- Data provided -
%%
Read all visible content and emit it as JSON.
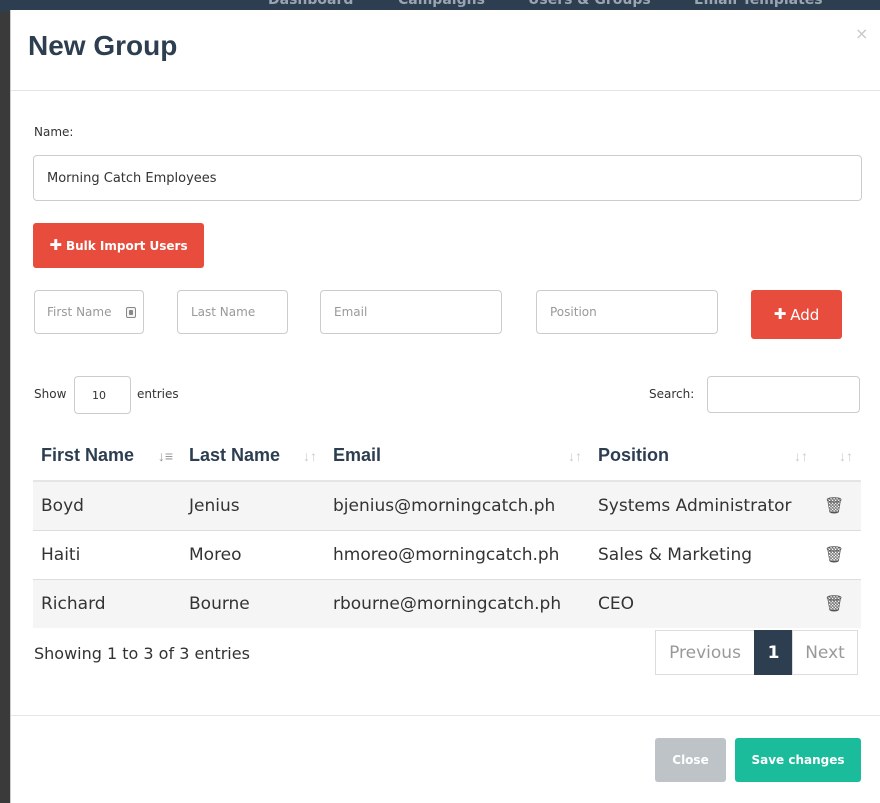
{
  "background_nav": {
    "items": [
      "Dashboard",
      "Campaigns",
      "Users & Groups",
      "Email Templates"
    ]
  },
  "modal": {
    "title": "New Group",
    "close_symbol": "×",
    "name_label": "Name:",
    "name_value": "Morning Catch Employees",
    "bulk_import_label": "Bulk Import Users",
    "inputs": {
      "first_name_placeholder": "First Name",
      "last_name_placeholder": "Last Name",
      "email_placeholder": "Email",
      "position_placeholder": "Position"
    },
    "add_label": "Add",
    "show_label": "Show",
    "entries_value": "10",
    "entries_label": "entries",
    "search_label": "Search:",
    "search_value": "",
    "columns": [
      "First Name",
      "Last Name",
      "Email",
      "Position"
    ],
    "rows": [
      {
        "first": "Boyd",
        "last": "Jenius",
        "email": "bjenius@morningcatch.ph",
        "position": "Systems Administrator"
      },
      {
        "first": "Haiti",
        "last": "Moreo",
        "email": "hmoreo@morningcatch.ph",
        "position": "Sales & Marketing"
      },
      {
        "first": "Richard",
        "last": "Bourne",
        "email": "rbourne@morningcatch.ph",
        "position": "CEO"
      }
    ],
    "info_text": "Showing 1 to 3 of 3 entries",
    "pagination": {
      "previous": "Previous",
      "current": "1",
      "next": "Next"
    },
    "footer": {
      "close_label": "Close",
      "save_label": "Save changes"
    }
  },
  "colors": {
    "accent_red": "#e74c3c",
    "accent_green": "#1abc9c",
    "title_navy": "#2c3e50",
    "close_grey": "#bdc3c7"
  }
}
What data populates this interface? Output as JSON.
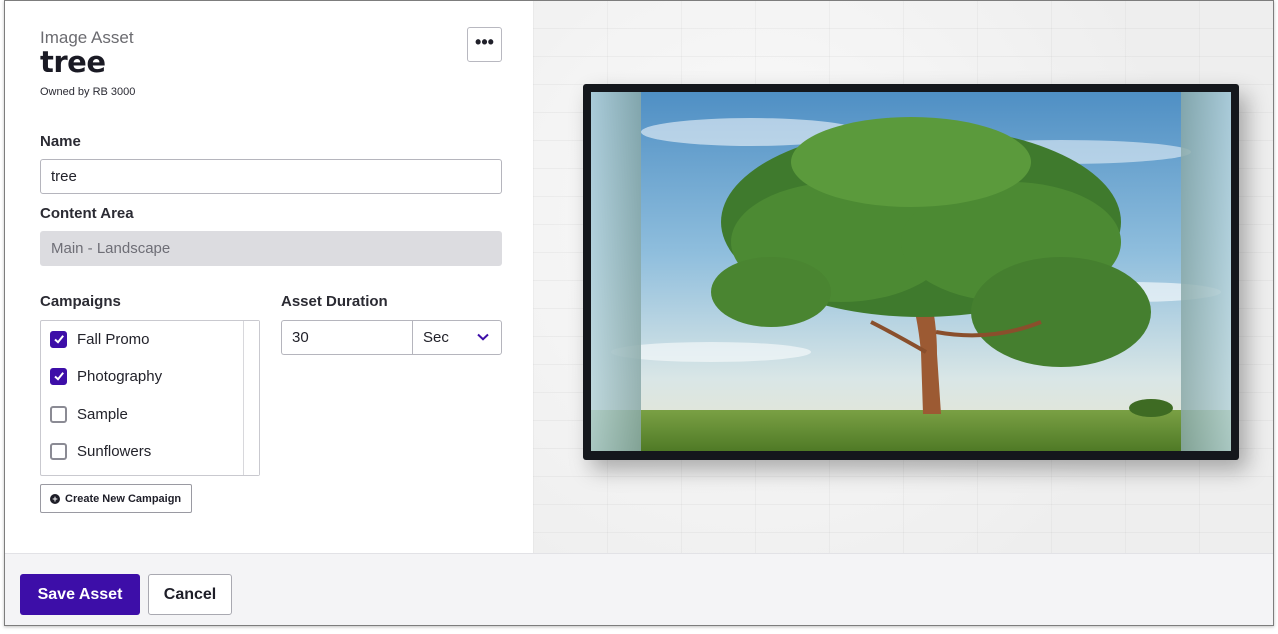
{
  "header": {
    "kicker": "Image Asset",
    "title": "tree",
    "owner": "Owned by RB 3000",
    "more_icon": "ellipsis-icon"
  },
  "form": {
    "name_label": "Name",
    "name_value": "tree",
    "content_area_label": "Content Area",
    "content_area_value": "Main - Landscape",
    "campaigns_label": "Campaigns",
    "campaigns": [
      {
        "label": "Fall Promo",
        "checked": true
      },
      {
        "label": "Photography",
        "checked": true
      },
      {
        "label": "Sample",
        "checked": false
      },
      {
        "label": "Sunflowers",
        "checked": false
      }
    ],
    "create_campaign_label": "Create New Campaign",
    "duration_label": "Asset Duration",
    "duration_value": "30",
    "duration_unit": "Sec"
  },
  "footer": {
    "save_label": "Save Asset",
    "cancel_label": "Cancel"
  },
  "colors": {
    "accent": "#3d0ea8",
    "disabled_bg": "#dcdce0"
  }
}
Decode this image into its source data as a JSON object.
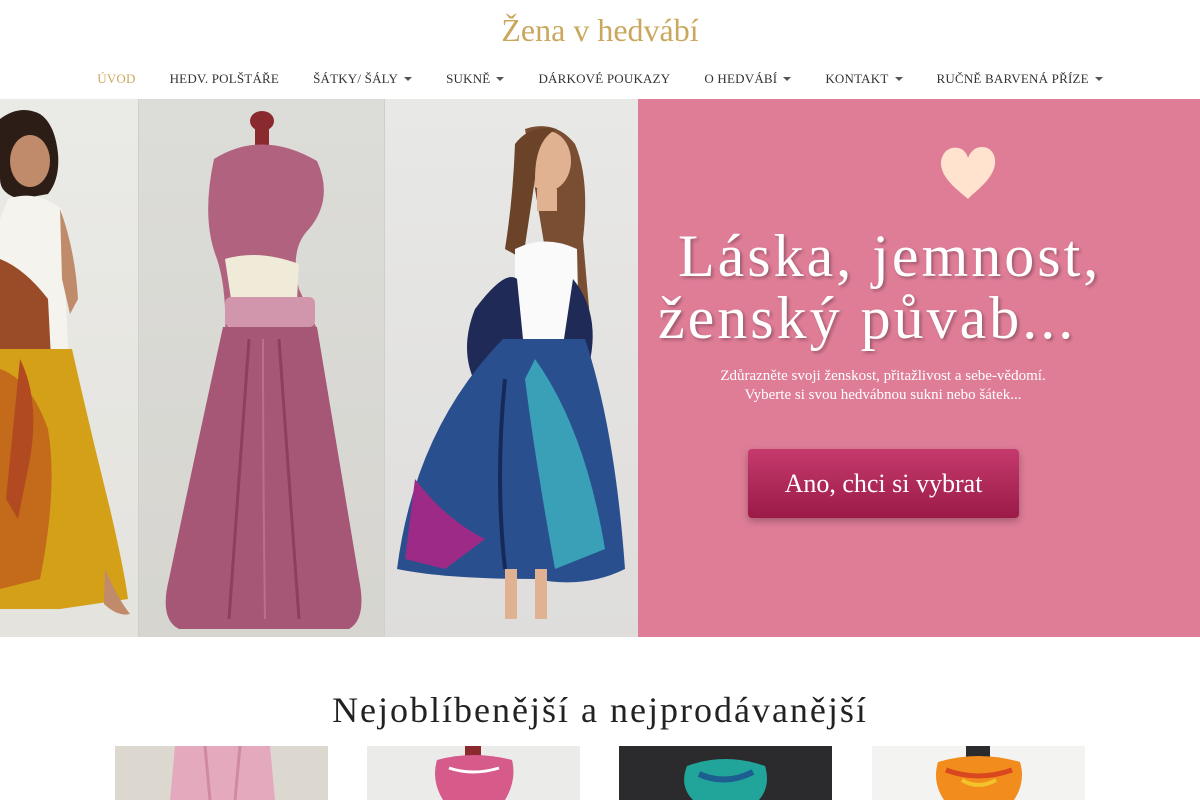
{
  "header": {
    "site_title": "Žena v hedvábí"
  },
  "nav": {
    "items": [
      {
        "label": "ÚVOD",
        "active": true,
        "dropdown": false
      },
      {
        "label": "HEDV. POLŠTÁŘE",
        "active": false,
        "dropdown": false
      },
      {
        "label": "ŠÁTKY/ ŠÁLY",
        "active": false,
        "dropdown": true
      },
      {
        "label": "SUKNĚ",
        "active": false,
        "dropdown": true
      },
      {
        "label": "DÁRKOVÉ POUKAZY",
        "active": false,
        "dropdown": false
      },
      {
        "label": "O HEDVÁBÍ",
        "active": false,
        "dropdown": true
      },
      {
        "label": "KONTAKT",
        "active": false,
        "dropdown": true
      },
      {
        "label": "RUČNĚ BARVENÁ PŘÍZE",
        "active": false,
        "dropdown": true
      }
    ]
  },
  "hero": {
    "headline_line1": "Láska, jemnost,",
    "headline_line2": "ženský půvab...",
    "subtext_line1": "Zdůrazněte svoji ženskost, přitažlivost a sebe-vědomí.",
    "subtext_line2": "Vyberte si svou hedvábnou sukni nebo šátek...",
    "cta_label": "Ano, chci si vybrat",
    "panel_color": "#df7d97",
    "heart_color": "#ffe3cf",
    "cta_color": "#b02a5a"
  },
  "products": {
    "section_title": "Nejoblíbenější a nejprodávanější"
  },
  "colors": {
    "accent": "#c9a85e"
  }
}
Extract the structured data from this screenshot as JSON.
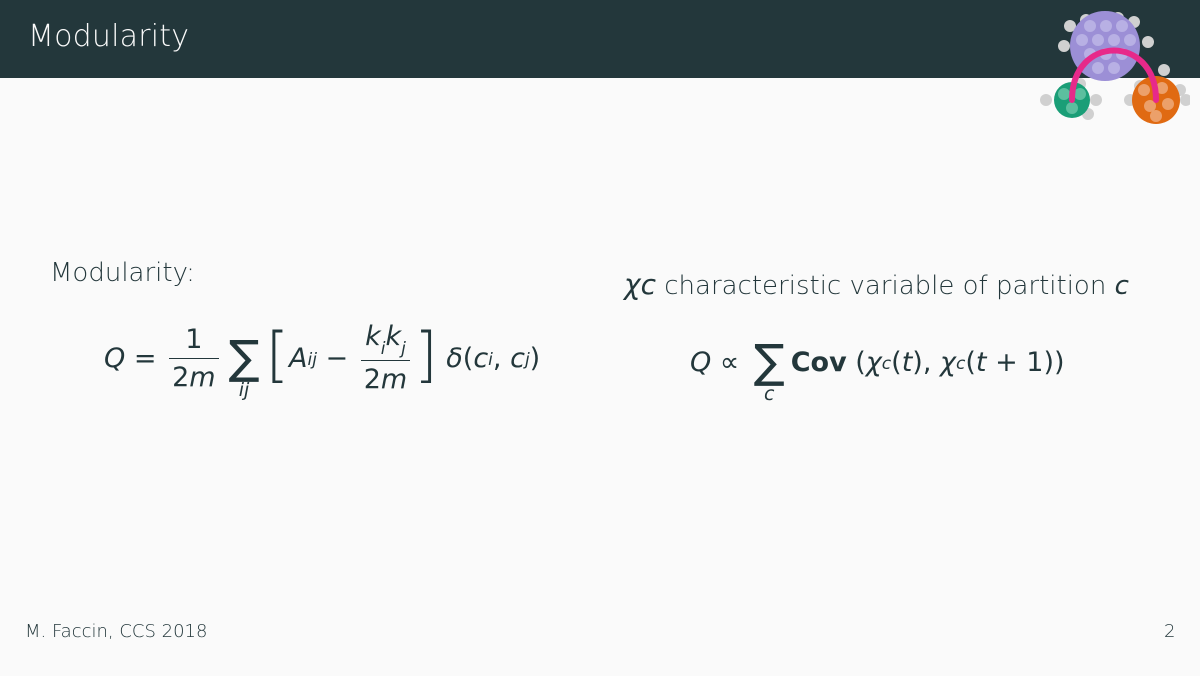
{
  "header": {
    "title": "Modularity"
  },
  "left": {
    "label": "Modularity:"
  },
  "right": {
    "label_var": "χc",
    "label_text": " characteristic variable of partition ",
    "label_c": "c"
  },
  "footer": {
    "author": "M. Faccin, CCS 2018",
    "page_number": "2"
  },
  "colors": {
    "header_bg": "#23373b",
    "purple": "#9c8fd6",
    "green": "#1a9e77",
    "orange": "#e06a12",
    "arc": "#e7298a"
  }
}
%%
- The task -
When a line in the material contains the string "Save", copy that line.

- Exercise answer -
      "save_label": "Save changes"
    "save_label": "Save Asset",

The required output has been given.